(Dataset begins)
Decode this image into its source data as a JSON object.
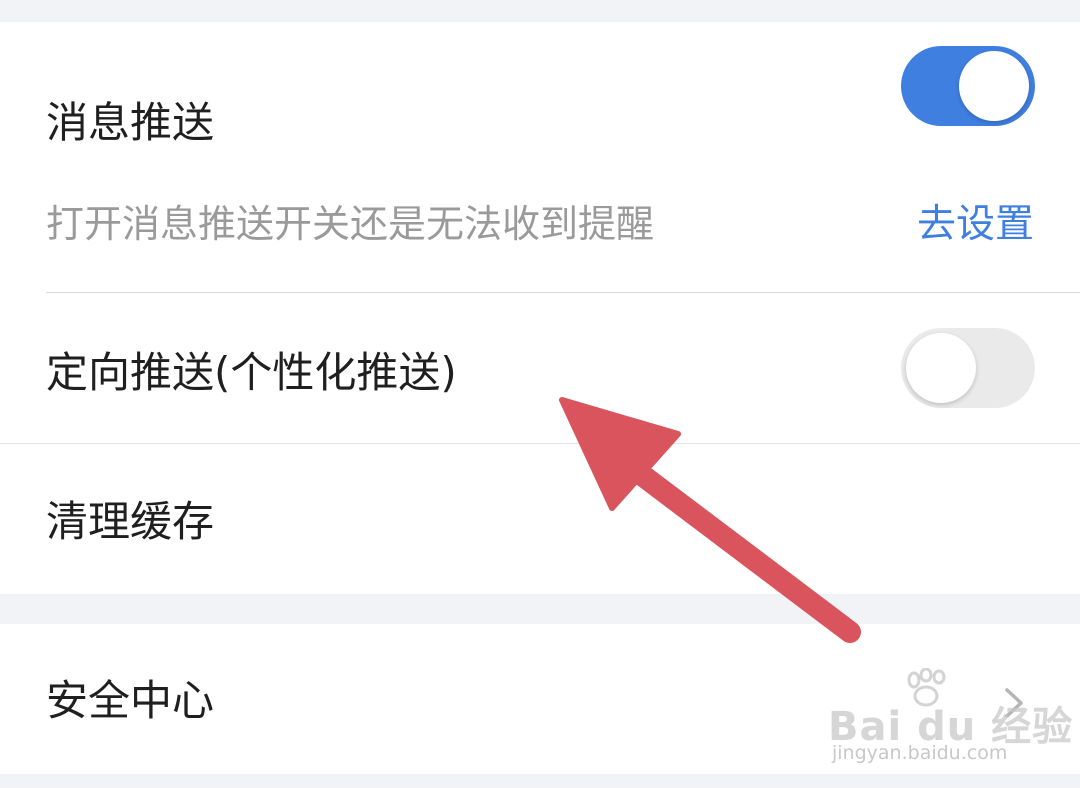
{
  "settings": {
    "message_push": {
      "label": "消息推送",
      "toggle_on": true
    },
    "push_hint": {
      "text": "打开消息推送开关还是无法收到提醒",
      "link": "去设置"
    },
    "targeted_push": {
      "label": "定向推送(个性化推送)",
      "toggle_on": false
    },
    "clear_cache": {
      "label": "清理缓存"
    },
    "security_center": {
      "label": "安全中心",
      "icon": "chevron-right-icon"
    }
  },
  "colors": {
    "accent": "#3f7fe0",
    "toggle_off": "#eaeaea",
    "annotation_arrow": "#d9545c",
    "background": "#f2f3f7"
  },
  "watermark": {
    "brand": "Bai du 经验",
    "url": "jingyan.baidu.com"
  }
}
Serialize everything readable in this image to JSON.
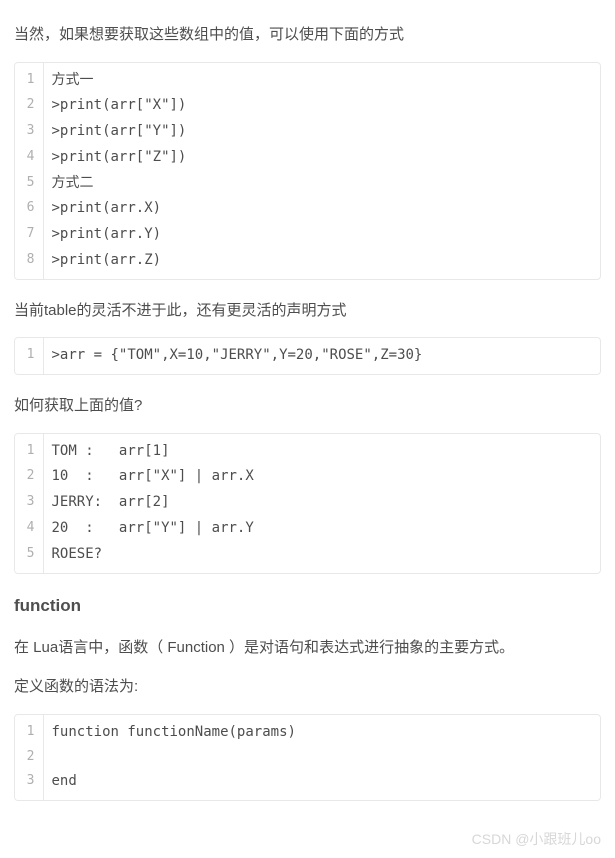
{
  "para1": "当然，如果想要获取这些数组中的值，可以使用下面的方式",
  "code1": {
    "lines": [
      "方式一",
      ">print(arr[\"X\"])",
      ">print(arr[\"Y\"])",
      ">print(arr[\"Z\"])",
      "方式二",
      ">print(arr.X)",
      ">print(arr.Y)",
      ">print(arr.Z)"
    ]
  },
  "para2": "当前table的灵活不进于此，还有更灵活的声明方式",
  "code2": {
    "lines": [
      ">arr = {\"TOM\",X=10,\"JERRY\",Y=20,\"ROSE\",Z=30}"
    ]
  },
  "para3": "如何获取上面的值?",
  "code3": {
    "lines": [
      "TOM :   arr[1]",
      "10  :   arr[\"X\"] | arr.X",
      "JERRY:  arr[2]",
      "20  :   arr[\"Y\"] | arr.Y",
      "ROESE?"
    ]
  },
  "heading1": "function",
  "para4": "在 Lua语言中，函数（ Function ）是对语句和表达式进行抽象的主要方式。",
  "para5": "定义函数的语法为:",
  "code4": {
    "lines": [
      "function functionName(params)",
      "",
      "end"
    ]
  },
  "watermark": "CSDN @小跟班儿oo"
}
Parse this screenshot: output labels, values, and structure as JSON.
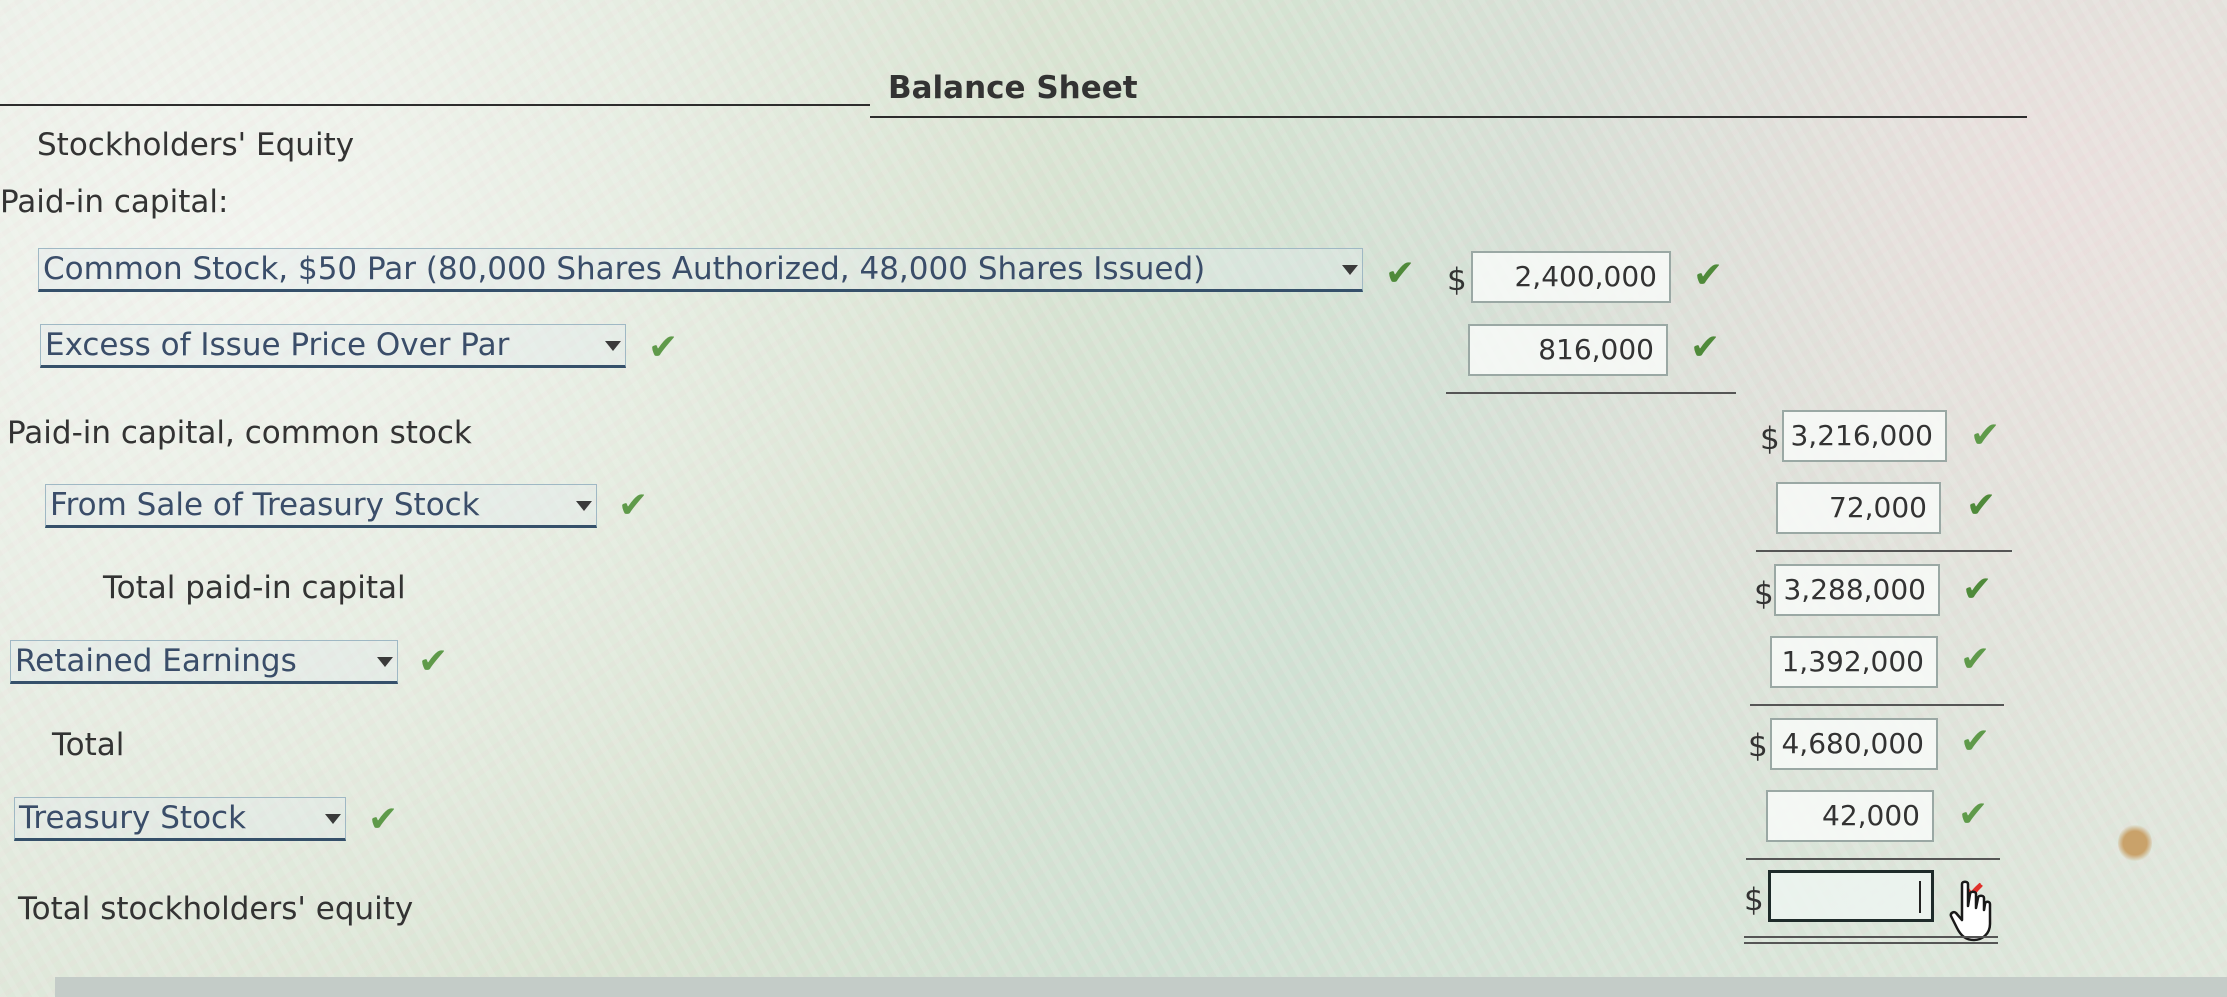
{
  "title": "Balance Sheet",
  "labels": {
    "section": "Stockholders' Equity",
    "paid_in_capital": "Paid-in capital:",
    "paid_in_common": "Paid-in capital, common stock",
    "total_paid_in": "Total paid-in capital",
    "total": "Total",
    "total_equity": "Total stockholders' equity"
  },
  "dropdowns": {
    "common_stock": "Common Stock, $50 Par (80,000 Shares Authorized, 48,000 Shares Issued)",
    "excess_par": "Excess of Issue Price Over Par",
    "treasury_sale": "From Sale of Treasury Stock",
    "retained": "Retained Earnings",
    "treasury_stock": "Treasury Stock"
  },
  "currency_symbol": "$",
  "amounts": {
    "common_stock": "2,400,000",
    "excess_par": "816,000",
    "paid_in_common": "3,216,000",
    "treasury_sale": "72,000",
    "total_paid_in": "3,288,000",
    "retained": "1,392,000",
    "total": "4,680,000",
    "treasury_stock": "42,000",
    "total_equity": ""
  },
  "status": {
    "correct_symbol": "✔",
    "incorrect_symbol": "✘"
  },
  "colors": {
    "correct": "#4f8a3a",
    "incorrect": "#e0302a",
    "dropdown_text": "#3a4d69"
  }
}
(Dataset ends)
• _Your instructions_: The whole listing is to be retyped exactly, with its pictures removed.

• _Answer for the task_:
Decode this image into its source data as a JSON object.
{
  "settings": {
    "message_push": {
      "label": "消息推送",
      "toggle_on": true
    },
    "push_hint": {
      "text": "打开消息推送开关还是无法收到提醒",
      "link": "去设置"
    },
    "targeted_push": {
      "label": "定向推送(个性化推送)",
      "toggle_on": false
    },
    "clear_cache": {
      "label": "清理缓存"
    },
    "security_center": {
      "label": "安全中心",
      "icon": "chevron-right-icon"
    }
  },
  "colors": {
    "accent": "#3f7fe0",
    "toggle_off": "#eaeaea",
    "annotation_arrow": "#d9545c",
    "background": "#f2f3f7"
  },
  "watermark": {
    "brand": "Bai du 经验",
    "url": "jingyan.baidu.com"
  }
}
Serialize everything readable in this image to JSON.
{
  "para1": "当然，如果想要获取这些数组中的值，可以使用下面的方式",
  "code1": {
    "lines": [
      "方式一",
      ">print(arr[\"X\"])",
      ">print(arr[\"Y\"])",
      ">print(arr[\"Z\"])",
      "方式二",
      ">print(arr.X)",
      ">print(arr.Y)",
      ">print(arr.Z)"
    ]
  },
  "para2": "当前table的灵活不进于此，还有更灵活的声明方式",
  "code2": {
    "lines": [
      ">arr = {\"TOM\",X=10,\"JERRY\",Y=20,\"ROSE\",Z=30}"
    ]
  },
  "para3": "如何获取上面的值?",
  "code3": {
    "lines": [
      "TOM :   arr[1]",
      "10  :   arr[\"X\"] | arr.X",
      "JERRY:  arr[2]",
      "20  :   arr[\"Y\"] | arr.Y",
      "ROESE?"
    ]
  },
  "heading1": "function",
  "para4": "在 Lua语言中，函数（ Function ）是对语句和表达式进行抽象的主要方式。",
  "para5": "定义函数的语法为:",
  "code4": {
    "lines": [
      "function functionName(params)",
      "",
      "end"
    ]
  },
  "watermark": "CSDN @小跟班儿oo"
}
Parse this screenshot: output labels, values, and structure as JSON.
{
  "title": "Balance Sheet",
  "labels": {
    "section": "Stockholders' Equity",
    "paid_in_capital": "Paid-in capital:",
    "paid_in_common": "Paid-in capital, common stock",
    "total_paid_in": "Total paid-in capital",
    "total": "Total",
    "total_equity": "Total stockholders' equity"
  },
  "dropdowns": {
    "common_stock": "Common Stock, $50 Par (80,000 Shares Authorized, 48,000 Shares Issued)",
    "excess_par": "Excess of Issue Price Over Par",
    "treasury_sale": "From Sale of Treasury Stock",
    "retained": "Retained Earnings",
    "treasury_stock": "Treasury Stock"
  },
  "currency_symbol": "$",
  "amounts": {
    "common_stock": "2,400,000",
    "excess_par": "816,000",
    "paid_in_common": "3,216,000",
    "treasury_sale": "72,000",
    "total_paid_in": "3,288,000",
    "retained": "1,392,000",
    "total": "4,680,000",
    "treasury_stock": "42,000",
    "total_equity": ""
  },
  "status": {
    "correct_symbol": "✔",
    "incorrect_symbol": "✘"
  },
  "colors": {
    "correct": "#4f8a3a",
    "incorrect": "#e0302a",
    "dropdown_text": "#3a4d69"
  }
}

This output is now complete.